"MTOR and cortical GABAergic interneuron development: new insights"

Excitatory and inhibitory neurons operate in tandem for proper brain function but in many cases their balance is disrupted, which may underlie symptoms of neuropsychiatric disorders. In particular, GABAergic cortical interneurons (CINs) are a primary source of inhibition and provide this in many ways through a diverse population of unique CIN types with divergent molecular, cellular and physiological properties. The underlying mechanisms that promote their unique properties are a matter of intense study and the developmental biology of one type specifically, fast-spiking CINs that express parvalbumin (PV), is the least understood. For many decades we have focused on transcription factors as the primary determinants of CIN properties but have not looked extensively at other processes like cellular signaling. Herein, we examined the consequences of deleting the syndromic gene, Tsc1, which underlies Tuberous Sclerosis Complex, to uncover its role in CIN development. Tsc1 is part of a well-studied signaling pathway that inhibits mammalian target of rapamycin (MTOR), which positively regulates cell growth and survival. Unexpectedly, we found that a small group of CINs that normally express somatostatin aberrantly expressed PV and exhibited fast-spiking properties when Tsc1 was depleted. These phenotypes were cell autonomous and could be rescued by the MTOR inhibitor rapamycin at adult ages, suggesting that the ability to upregulate PV expression and fast-spiking properties could be modulated by cellular signaling events and was dynamic in adult mice. This presents a new inroad into how some CIN properties may arise, not only by transcriptional programming but also events outside the nucleus coming into play.

“MTOR and cortical GABAergic interneuron development: new insights”

Dr. Daniel Vogt

Dr. Daniel Vogt
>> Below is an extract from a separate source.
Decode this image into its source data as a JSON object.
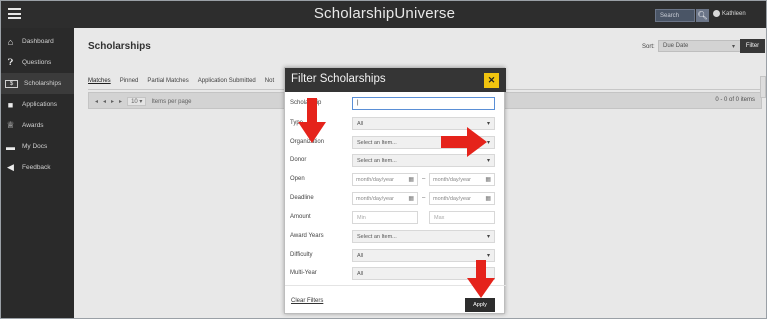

Assistant Professor, Pediatrics and Human Development, Michigan State University

The Vogt lab is interested in the development and maturation of cortical GABAergic interneurons and how these cells contribute to cognitive symptoms of several neuropsychiatric disorders including autism spectrum disorder. The lab uses a combination of genetic mouse models, as well as molecular and cellular biological approaches to answer these questions. The lab is housed in downtown Grand Rapids, Michigan and we have been part of the Department of Pediatrics and Human Development at Michigan State University for a little over two years. Before this time Dr. Vogt received his PhD from Case Western Reserve University in Cleveland, Ohio and then trained in the lab of John Rubenstein at the University of California, San Francisco as a postdoc and later as an Assistant Research Professor.